'In the absence of any reasonable justification (historical or otherwise), such districting (creation of single-member and multi-member districts) might be the result of gerrymandering for partisan advantage and, in that event, would be arbitrary and capricious. In the light of the constitutional pitfalls inherent in such a districting scheme, it would be more prudent to approach the matter of apportionment by setting up single-member districts unless valid and compelling reasons exist which require the creation of some multi-member districts.' Butcher v. Bloom, 415 Pa. 438, 203 A.2d 556, 573.
We find the proposed plan does not meet the test of equality of representation set down by our Supreme Court and is invalid. We therefore do not approve the plan.
Circuitous or expensive as it may be, the route set out by the Constitution of this State, viz., by way of a constitutional convention, must now be followed. Inasmuch as the plan set forth in H.B. 987 cannot be and is not approved by this court, it is therefore ordered:
(1) The stay order of this court dated April 19, 1965, is rescinded, effective forthwith; and (2) As indicated in our Final Order of March 19, 1965, item 4 on pages 19-20, and item 6 on pages 20-21 of the Decision and Order of this court dated February 17, 1965, be and they are hereby automatically reinstated and now remain and shall continue in full force and effect until further order of this court.
As may be noted, this court has not herein discussed H.B. 773. We are advised that it was able to pass the senate by but the barest majority, 13-12, far short of the two-thirds demanded by the State constitution for the adoption of a proposed constitutional amendment. The same also has not yet lain on the desk of the Governor for the ten days prior to final adoption, as provided by the constitution. Therefore, procedurally, the same has not yet been submitted to us. Wright v. Rockefeller, 376 U.S. 52, 58, 84 S.Ct. 603, 11 L.Ed.2d 512. Even if it were, nevertheless, in view of our decision on the provisional plan, H.B. 987, we would not and now do not find it necessary to consider the validity of the proposed amendment, H.B. 773, or the question proposed by H.B. 986.

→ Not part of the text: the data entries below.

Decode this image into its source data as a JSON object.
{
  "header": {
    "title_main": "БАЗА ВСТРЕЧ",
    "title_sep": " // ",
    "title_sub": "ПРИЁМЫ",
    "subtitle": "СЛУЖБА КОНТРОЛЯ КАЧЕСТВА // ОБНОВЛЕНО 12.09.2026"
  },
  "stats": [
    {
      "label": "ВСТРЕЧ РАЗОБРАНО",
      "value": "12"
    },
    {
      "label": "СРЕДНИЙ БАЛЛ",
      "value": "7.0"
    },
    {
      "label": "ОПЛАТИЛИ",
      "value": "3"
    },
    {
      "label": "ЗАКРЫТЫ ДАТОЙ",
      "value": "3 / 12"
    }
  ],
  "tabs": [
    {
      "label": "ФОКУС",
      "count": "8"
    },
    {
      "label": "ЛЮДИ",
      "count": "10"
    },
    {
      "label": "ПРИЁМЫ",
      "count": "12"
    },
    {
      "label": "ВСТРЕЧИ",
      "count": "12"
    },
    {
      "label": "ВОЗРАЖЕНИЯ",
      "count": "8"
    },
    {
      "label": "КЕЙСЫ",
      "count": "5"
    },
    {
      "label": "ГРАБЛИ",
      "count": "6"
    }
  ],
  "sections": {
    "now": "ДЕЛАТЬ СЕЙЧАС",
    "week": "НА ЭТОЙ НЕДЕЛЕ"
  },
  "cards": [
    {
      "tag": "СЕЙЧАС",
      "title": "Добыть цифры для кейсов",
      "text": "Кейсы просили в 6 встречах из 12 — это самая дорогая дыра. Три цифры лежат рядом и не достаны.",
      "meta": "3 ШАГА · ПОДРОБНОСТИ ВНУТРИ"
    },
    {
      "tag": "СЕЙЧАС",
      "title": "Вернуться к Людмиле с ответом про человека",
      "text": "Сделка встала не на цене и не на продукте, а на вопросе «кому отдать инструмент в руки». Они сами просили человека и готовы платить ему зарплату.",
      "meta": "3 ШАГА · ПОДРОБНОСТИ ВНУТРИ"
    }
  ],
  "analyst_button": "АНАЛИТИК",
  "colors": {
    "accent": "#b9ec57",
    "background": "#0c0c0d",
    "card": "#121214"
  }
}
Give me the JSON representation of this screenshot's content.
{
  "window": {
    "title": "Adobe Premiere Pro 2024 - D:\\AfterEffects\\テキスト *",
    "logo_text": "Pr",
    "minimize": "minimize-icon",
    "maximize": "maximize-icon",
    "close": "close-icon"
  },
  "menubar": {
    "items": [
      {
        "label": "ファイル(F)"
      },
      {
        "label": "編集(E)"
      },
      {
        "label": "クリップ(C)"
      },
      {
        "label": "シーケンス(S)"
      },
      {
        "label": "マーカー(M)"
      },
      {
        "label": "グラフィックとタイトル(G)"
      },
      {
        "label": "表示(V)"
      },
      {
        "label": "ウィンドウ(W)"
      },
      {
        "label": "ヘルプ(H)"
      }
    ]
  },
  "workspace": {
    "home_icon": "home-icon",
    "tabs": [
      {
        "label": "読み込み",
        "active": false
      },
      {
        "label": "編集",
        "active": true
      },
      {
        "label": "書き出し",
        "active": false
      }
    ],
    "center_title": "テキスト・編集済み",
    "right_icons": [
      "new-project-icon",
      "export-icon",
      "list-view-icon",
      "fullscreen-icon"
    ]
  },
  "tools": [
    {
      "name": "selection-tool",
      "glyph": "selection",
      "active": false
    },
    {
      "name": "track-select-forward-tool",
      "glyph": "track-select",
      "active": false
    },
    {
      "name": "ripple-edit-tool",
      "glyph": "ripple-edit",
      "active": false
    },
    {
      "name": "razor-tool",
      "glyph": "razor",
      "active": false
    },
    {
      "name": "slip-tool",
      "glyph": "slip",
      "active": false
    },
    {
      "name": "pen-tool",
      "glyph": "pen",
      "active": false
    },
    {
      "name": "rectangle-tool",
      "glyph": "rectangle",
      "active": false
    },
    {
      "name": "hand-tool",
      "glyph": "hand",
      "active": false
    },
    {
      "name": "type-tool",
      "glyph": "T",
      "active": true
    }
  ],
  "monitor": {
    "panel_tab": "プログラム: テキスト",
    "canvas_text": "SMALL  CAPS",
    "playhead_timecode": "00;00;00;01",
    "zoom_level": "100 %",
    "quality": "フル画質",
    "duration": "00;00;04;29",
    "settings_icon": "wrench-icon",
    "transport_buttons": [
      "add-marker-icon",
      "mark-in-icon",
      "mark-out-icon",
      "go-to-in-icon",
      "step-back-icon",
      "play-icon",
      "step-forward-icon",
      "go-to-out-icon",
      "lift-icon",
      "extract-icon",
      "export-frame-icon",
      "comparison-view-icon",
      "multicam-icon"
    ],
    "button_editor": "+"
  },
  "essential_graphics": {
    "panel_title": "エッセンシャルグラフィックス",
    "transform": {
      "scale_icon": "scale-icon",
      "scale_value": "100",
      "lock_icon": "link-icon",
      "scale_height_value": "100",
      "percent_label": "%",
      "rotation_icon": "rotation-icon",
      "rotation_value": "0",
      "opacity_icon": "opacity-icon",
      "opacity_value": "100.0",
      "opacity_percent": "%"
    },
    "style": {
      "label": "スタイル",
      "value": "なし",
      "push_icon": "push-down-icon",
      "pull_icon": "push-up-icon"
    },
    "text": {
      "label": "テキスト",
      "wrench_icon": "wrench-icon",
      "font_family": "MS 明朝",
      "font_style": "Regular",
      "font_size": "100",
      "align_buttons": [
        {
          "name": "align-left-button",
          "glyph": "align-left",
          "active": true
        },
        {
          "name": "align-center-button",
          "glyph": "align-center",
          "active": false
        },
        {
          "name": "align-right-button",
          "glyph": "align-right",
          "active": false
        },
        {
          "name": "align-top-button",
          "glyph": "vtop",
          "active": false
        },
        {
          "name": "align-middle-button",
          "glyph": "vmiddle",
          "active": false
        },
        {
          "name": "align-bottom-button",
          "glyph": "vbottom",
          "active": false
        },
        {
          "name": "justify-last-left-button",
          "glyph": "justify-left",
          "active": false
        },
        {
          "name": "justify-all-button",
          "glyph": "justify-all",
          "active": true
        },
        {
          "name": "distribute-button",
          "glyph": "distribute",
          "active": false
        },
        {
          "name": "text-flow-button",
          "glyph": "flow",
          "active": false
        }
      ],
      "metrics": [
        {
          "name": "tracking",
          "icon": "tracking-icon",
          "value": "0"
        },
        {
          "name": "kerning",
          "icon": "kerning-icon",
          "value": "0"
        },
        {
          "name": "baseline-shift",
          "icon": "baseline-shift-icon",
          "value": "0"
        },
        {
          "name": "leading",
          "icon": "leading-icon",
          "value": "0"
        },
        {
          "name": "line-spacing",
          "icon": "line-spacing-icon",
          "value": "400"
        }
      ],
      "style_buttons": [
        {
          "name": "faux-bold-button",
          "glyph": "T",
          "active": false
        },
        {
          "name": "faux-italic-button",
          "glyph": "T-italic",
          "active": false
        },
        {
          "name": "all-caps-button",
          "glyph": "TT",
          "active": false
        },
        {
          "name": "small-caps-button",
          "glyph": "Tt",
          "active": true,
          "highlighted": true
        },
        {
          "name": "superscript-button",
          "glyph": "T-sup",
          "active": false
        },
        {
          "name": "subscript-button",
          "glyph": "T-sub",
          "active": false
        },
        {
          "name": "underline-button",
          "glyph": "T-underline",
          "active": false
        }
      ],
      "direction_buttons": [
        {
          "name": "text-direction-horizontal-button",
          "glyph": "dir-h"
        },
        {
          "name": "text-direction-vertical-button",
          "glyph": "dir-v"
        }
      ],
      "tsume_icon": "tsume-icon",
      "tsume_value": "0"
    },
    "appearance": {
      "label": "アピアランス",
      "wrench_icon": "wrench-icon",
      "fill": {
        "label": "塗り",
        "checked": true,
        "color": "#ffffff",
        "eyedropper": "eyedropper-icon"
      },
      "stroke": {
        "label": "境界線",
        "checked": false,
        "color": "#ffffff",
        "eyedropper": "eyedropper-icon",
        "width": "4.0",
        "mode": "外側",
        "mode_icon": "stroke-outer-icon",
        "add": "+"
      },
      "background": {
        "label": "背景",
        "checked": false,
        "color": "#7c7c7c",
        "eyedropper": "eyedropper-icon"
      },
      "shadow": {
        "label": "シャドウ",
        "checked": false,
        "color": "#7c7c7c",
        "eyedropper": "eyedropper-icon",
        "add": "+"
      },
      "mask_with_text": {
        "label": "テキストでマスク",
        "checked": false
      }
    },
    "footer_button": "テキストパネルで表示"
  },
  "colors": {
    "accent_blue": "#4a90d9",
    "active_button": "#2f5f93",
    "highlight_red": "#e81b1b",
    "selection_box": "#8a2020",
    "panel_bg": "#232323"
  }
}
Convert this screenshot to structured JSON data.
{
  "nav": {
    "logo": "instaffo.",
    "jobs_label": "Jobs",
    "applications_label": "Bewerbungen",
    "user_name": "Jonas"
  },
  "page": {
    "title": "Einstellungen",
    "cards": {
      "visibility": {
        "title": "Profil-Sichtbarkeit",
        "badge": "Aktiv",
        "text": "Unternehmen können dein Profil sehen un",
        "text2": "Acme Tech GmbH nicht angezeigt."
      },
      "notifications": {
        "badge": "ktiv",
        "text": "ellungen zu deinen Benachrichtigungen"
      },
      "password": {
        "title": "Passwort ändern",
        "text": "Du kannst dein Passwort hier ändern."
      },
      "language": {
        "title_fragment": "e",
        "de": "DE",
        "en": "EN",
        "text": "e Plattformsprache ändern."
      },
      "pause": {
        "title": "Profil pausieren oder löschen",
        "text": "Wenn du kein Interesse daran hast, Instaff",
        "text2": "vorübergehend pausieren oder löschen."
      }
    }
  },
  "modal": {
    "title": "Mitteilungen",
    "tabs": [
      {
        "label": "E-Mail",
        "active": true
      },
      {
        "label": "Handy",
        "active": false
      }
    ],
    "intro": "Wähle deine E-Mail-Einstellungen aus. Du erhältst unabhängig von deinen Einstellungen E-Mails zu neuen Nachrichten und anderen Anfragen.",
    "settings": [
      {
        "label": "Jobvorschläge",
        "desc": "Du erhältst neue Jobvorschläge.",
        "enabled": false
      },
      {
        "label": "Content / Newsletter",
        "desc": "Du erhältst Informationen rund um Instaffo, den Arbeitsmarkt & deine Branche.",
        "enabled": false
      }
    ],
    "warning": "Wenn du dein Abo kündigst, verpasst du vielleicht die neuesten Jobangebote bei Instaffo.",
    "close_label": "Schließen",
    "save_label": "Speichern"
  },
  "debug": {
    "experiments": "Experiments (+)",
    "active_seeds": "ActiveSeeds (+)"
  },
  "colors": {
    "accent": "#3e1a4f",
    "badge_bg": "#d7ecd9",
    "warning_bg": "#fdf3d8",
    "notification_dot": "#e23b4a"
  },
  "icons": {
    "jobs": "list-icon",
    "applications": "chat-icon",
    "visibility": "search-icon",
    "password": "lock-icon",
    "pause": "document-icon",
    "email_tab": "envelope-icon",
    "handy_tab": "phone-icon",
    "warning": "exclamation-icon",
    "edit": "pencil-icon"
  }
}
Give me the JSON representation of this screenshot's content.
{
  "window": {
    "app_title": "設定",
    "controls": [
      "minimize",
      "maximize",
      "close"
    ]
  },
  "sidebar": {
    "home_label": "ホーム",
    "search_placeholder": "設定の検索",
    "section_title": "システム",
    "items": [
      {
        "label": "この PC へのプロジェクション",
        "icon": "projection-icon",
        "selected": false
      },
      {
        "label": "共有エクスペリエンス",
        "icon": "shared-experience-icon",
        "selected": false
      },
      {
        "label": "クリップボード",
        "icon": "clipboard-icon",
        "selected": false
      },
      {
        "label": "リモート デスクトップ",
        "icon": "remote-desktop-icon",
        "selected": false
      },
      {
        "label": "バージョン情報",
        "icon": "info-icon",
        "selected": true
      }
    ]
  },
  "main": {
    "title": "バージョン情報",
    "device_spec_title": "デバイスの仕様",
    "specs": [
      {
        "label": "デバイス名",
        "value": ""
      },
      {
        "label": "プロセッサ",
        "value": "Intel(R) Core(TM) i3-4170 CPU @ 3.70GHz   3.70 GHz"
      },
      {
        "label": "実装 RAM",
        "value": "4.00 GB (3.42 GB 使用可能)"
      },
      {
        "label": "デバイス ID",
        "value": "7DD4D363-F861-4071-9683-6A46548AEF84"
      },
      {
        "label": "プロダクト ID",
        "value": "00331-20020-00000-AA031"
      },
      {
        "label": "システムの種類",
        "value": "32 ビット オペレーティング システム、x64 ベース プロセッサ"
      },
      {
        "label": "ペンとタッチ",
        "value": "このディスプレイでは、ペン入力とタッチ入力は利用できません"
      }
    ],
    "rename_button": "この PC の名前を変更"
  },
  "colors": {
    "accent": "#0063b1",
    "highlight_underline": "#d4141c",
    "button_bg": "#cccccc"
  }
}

In order to move the reapportionment problem with the greatest celerity, this court, nevertheless, had advised all parties that a provisional plan of reapportionment could be submitted to this court and a hearing had thereon immediately after the same was passed by the legislature and before the ten-day period during which a proposed amendment must lie on the desk of the Governor before the same can be adopted and passed. The instant hearing therefore was solely upon the matter of the proposed provisional plan.
This court continues to retain jurisdiction of this action for all purposes.
This decision shall take effect forth-with.